Greenpoint’s grungy Polish venue Warsaw was an appropriate place for the festivities. The smell of pierogis and sausage wafted from the concessions and into the theater where a small gathering of early birds saw a poorly advertised performance by Criminal Hygiene. Social media events and show listings stated an 8 p.m. start time, but the L.A. power pop band went on a half hour prior (digging through Facebook comments revealed the actual set times). They played a spirited brand of catchy rock that recalled the Gaslight Anthem with shades of latter-era Replacements, a non-affronting warmup.
Taking the Stage: Swervedriver are best known for their contributions to the shoegaze canon with 1991’s Raise and 1993’s Mezcal Head, bringing the passionate melodic punk of Hüsker Dü into heavier and hazier territories. The band found new life after re-forming in 2008 and releasing two albums, most recently Future Ruins earlier this year. The band played a large portion of the new album along with choice cuts, an outline of the Coney Island Cyclone from their album cover lit softly behind them.
It was a dreamy and somber set, though Swervedriver were not lackadaisical. Rather their songs are played fast and relentlessly, creating a warm, hypnotic effect as the guitars swirl and cascade. Drummer Mikey Jones held down highway tempos while guitarists Adam Franklin and Jimmy Hartridge created a wall of controlled noise that turned into a comforting, repetitious vibration. The band rarely wavered from their tonal trance and never resorted to theatrics, playing simply and thoughtfully. New songs, particularly the mellow rocker “Future Ruins”, stood up well alongside the band’s classics. Heyday anthem “Never Lose that Feeling” highlighted the set with its optimism and genuine sentiments, epitomizing the band and their earnest artistry.
The mood for Failure’s set was noticeably darker. Ever since reuniting in 2014, the band plays without amplifiers, Ken Andrews and Greg Edwards routing their guitars through a complex digital interface and analog rack gear that intends to recreate the clarity of a studio recording in the live setting (without the audience being able to tell the difference). A well-established producer and sound engineer, Andrews devised the system, which brings the technical approach of a hip-hop or pop production into the realm of heavy guitar music. Failure aren’t just playing songs; they are literally recreating their studio recordings onstage.
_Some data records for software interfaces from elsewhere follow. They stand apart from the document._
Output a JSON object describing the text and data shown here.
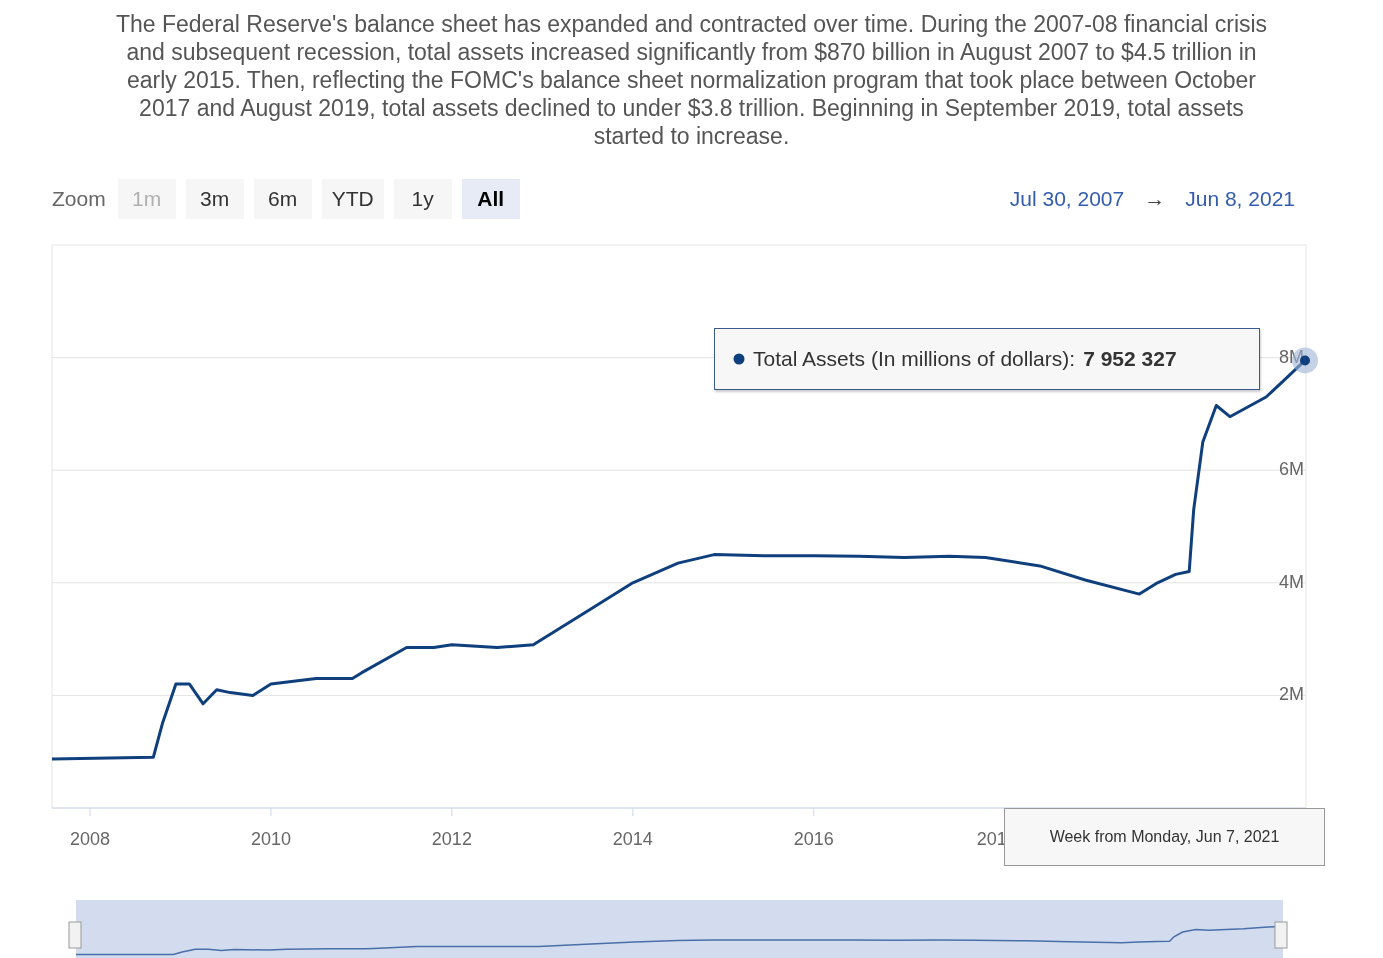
{
  "description": "The Federal Reserve's balance sheet has expanded and contracted over time. During the 2007-08 financial crisis and subsequent recession, total assets increased significantly from $870 billion in August 2007 to $4.5 trillion in early 2015. Then, reflecting the FOMC's balance sheet normalization program that took place between October 2017 and August 2019, total assets declined to under $3.8 trillion. Beginning in September 2019, total assets started to increase.",
  "zoom": {
    "label": "Zoom",
    "buttons": [
      {
        "label": "1m",
        "selected": false,
        "disabled": true
      },
      {
        "label": "3m",
        "selected": false,
        "disabled": false
      },
      {
        "label": "6m",
        "selected": false,
        "disabled": false
      },
      {
        "label": "YTD",
        "selected": false,
        "disabled": false
      },
      {
        "label": "1y",
        "selected": false,
        "disabled": false
      },
      {
        "label": "All",
        "selected": true,
        "disabled": false
      }
    ]
  },
  "range": {
    "from": "Jul 30, 2007",
    "arrow": "→",
    "to": "Jun 8, 2021"
  },
  "chart": {
    "chart_data": {
      "type": "line",
      "x": [
        2007.58,
        2008.7,
        2008.8,
        2008.95,
        2009.1,
        2009.25,
        2009.4,
        2009.55,
        2009.8,
        2010.0,
        2010.5,
        2010.9,
        2011.0,
        2011.5,
        2011.8,
        2012.0,
        2012.5,
        2012.9,
        2013.5,
        2014.0,
        2014.5,
        2014.9,
        2015.5,
        2016.0,
        2016.5,
        2017.0,
        2017.5,
        2017.9,
        2018.5,
        2019.0,
        2019.6,
        2019.8,
        2020.0,
        2020.15,
        2020.2,
        2020.3,
        2020.45,
        2020.6,
        2021.0,
        2021.2,
        2021.43
      ],
      "series": [
        {
          "name": "Total Assets (In millions of dollars)",
          "color": "#0f3f7c",
          "values": [
            0.87,
            0.9,
            1.5,
            2.2,
            2.2,
            1.85,
            2.1,
            2.05,
            2.0,
            2.2,
            2.3,
            2.3,
            2.4,
            2.85,
            2.85,
            2.9,
            2.85,
            2.9,
            3.5,
            4.0,
            4.35,
            4.5,
            4.48,
            4.48,
            4.47,
            4.45,
            4.47,
            4.45,
            4.3,
            4.05,
            3.8,
            4.0,
            4.15,
            4.2,
            5.3,
            6.5,
            7.15,
            6.95,
            7.3,
            7.6,
            7.95
          ]
        }
      ],
      "xlim": [
        2007.58,
        2021.43
      ],
      "ylim": [
        0,
        10
      ],
      "xticks": [
        2008,
        2010,
        2012,
        2014,
        2016
      ],
      "grid": true,
      "yticks": [
        {
          "value": 2,
          "label": "2M"
        },
        {
          "value": 4,
          "label": "4M"
        },
        {
          "value": 6,
          "label": "6M"
        },
        {
          "value": 8,
          "label": "8M"
        }
      ]
    },
    "covered_tick_label": "201"
  },
  "tooltip": {
    "separator": ":",
    "value": "7 952 327"
  },
  "date_tooltip": "Week from Monday, Jun 7, 2021"
}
It goes with the band’s reputation as sonic perfectionists. Their set was seamless, each tone and frequency dialed in and radiant. Drummer Kelli Scott even had dampening shields around his drum mics to kill the bleed — that’s how much this band cares — reining in his forceful and physical playing style. The setlist was heavy on selections from last year’s In the Future Your Body Will Be the Furthest Thing from Your Mind, a series of four EPs. While these songs didn’t have the immediate catchiness of their ’90s material, the cinematic sheen was captivating, particularly the doomy “Heavy and Blind” and glossy pop of “Dark Speed”.
Failure made sure to revisit the touchstone moments from Magnified (“Undone”, “Frogs”) and Fantastic Planet (“Stuck On You”, “Another Space Song”, “Smoking Umbrellas”, “Heliotropic”), much to the excitement of the packed crowd. Edwards’ guitar harmonics were elegant and as shimmering as the gold body of his Gibson, and Andrews’ vocals were sharp and audible, no doubt aided by the digital live interface. Edwards and Andrews traded between bass duties like they did in the old days; the former handling the twinkly guitar melodies and the latter the colossal feedback swells of louder songs.
While other heavy acts would lose their edge without the air coming from the amps, Failure’s brand of art rock demands a cleaner palette. The nostalgia came full circle as the band closed with Comfort oldies “Macaque” and “Screen Man” from 1993 — a poignant finale as the trio returned to its earliest songs, giving fans one last taste of the past before departing the stage.
Photo Gallery: Failure, Swervedriver, Criminal Hygiene in Brooklyn (click to enlarge and scroll through):
All photos by Laura Miles Dresser
The Lonely Crowd Fades in the Air
For a Day Like Tomorrow
Never Lose That Feeling
Heavy and Blind
Another Space Song
Stuck on You
No One Left
The Pineal Electorate